Paratuberculosis is common among goat herds and yet it is an often-overlooked infectious disease problem that compromises animal health, animal productivity, and animal welfare. The finding in Italy that 58% of the 33 herds tested were positive by ELISA is consistent with similar studies in other parts of the world. Importantly, they showed a correlation between the MAP-infection status of herds and their levels of animal welfare and herd biosecurity.

The Italian findings are consistent with other such surveys of goat herds in other countries done using commercial ELISA kits. In France, researchers tested 11,847 goats over 6 months old in 105 herds finding that 55.2% of herds were seropositive with 5.9% of goats being ELISA-positive within the MAP-infected herds (Mercier, 2010). In the U.S., Pithua reported in 2012 that 9 of 25 (36%) Boer goat herds in the state of Missouri were positive for paratuberculosis using a commercial ELISA kit. A 2011 study done in Cyprus tested 72 herds that had goats only or goats kept together and sheep with 4,582 total goats tested using a commercial ELISA kit. They found that 36 of 72 (50%) of herds with goats were ELISA-positive (1 or more positive goats). Within these ELISA-positive herds, 10.3% of goats tested ELISA-positive. A study of 116 herds or Korean Black Goats found regional differences in S. Korea for the rate of ELISA-positive goat herds ranging from 18.2% to 38.2% (Lee et al., 2006). A study of goat herds in the province of Ontario Canada published in 2016 found that 16 of 29 (55.2%) randomly selected dairy goat herds were ELISA-positive.

These high goat herd infection rates are all based on commercial ELISA kits and so can legitimately be compared. Because the ELISA is less sensitive than other diagnostic tests like fecal PCR, the reported values, called apparent prevalence rates, are underestimates. The true infection rates (called true herd-level prevalence) are even higher. In the Canadian study, the ELISA detected only 15/29 (52%) of all goats that were shedding MAP in their feces.

Clearly, paratuberculosis is a problem that needs to be addressed among goat herds globally for the sake of the animals, the various types of goat industries, and consumers of goat meat and dairy products.

To limit the risk of bringing MAP infections into goat herds, owners are advised to have a good biosecurity plan.
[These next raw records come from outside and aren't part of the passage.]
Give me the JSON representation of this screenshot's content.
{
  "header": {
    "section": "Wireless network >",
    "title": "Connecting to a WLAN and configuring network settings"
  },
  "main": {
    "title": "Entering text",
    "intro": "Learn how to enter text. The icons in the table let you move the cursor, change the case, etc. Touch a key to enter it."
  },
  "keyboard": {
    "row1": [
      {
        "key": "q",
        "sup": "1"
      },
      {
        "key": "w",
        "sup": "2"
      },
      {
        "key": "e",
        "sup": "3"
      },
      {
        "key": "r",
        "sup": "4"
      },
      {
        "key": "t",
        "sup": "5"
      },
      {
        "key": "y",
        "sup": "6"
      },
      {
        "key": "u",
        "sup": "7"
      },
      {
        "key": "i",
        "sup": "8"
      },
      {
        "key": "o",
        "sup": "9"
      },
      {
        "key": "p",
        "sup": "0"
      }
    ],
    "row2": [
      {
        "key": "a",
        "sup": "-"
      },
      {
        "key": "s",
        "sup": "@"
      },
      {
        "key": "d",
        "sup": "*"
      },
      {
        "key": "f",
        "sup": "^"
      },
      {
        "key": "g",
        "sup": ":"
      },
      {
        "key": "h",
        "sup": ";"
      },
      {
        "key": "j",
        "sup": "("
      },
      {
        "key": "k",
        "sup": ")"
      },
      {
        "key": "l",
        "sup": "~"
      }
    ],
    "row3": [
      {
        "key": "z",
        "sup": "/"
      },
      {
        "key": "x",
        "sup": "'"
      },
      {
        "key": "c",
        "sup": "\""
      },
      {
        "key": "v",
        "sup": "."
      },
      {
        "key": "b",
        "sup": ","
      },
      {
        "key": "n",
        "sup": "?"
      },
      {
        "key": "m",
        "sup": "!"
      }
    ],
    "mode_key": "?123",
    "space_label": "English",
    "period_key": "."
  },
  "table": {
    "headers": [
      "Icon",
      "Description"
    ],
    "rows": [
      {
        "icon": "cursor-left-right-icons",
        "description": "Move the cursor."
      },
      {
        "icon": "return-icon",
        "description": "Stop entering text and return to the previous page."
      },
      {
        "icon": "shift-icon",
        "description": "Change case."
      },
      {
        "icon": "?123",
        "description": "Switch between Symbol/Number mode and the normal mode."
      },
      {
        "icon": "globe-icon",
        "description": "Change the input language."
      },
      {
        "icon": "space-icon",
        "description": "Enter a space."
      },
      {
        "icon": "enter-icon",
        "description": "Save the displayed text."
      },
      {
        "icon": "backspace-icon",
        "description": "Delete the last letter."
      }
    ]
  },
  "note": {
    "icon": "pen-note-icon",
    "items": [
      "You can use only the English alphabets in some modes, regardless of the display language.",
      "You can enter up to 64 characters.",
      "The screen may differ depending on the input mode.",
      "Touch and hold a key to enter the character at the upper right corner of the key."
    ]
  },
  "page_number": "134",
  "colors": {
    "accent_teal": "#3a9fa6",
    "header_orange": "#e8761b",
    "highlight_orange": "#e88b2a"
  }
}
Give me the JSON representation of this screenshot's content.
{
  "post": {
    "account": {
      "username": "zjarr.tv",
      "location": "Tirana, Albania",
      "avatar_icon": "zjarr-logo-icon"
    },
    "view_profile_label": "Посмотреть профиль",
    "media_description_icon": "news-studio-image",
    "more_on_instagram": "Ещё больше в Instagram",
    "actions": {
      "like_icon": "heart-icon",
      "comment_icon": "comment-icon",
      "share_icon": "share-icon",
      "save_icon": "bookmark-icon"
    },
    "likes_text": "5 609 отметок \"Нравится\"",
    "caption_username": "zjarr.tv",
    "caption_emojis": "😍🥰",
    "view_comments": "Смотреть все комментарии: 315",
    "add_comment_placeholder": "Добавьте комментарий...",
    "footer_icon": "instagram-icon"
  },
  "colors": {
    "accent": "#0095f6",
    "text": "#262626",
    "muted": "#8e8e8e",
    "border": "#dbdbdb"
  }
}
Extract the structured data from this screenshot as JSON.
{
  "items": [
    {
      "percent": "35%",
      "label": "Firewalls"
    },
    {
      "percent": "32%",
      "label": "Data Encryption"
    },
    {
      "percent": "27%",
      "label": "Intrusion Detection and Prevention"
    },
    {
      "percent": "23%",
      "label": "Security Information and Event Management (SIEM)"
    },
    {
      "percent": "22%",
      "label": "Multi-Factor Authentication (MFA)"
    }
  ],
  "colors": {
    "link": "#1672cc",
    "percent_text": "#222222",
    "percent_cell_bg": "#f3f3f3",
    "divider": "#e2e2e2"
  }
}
  • Assume any goat herd you buy from is MAP-infected until proven otherwise. You will be right over 50% of the time. Some owners are simply ignorant about Johne’s disease. Others willfully ignore the problem by intentionally never testing.
  • Only buy or lease goats from herds that are 100% test-negative for paratuberculosis (all adult goats in the herd) within the past 12 months. ELISA testing is acceptable but testing by fecal PCR is far more accurate, as the Canadian study showed.
  • Quarantine all purchased animals until a repeat test is done by fecal PCR and found to be negative.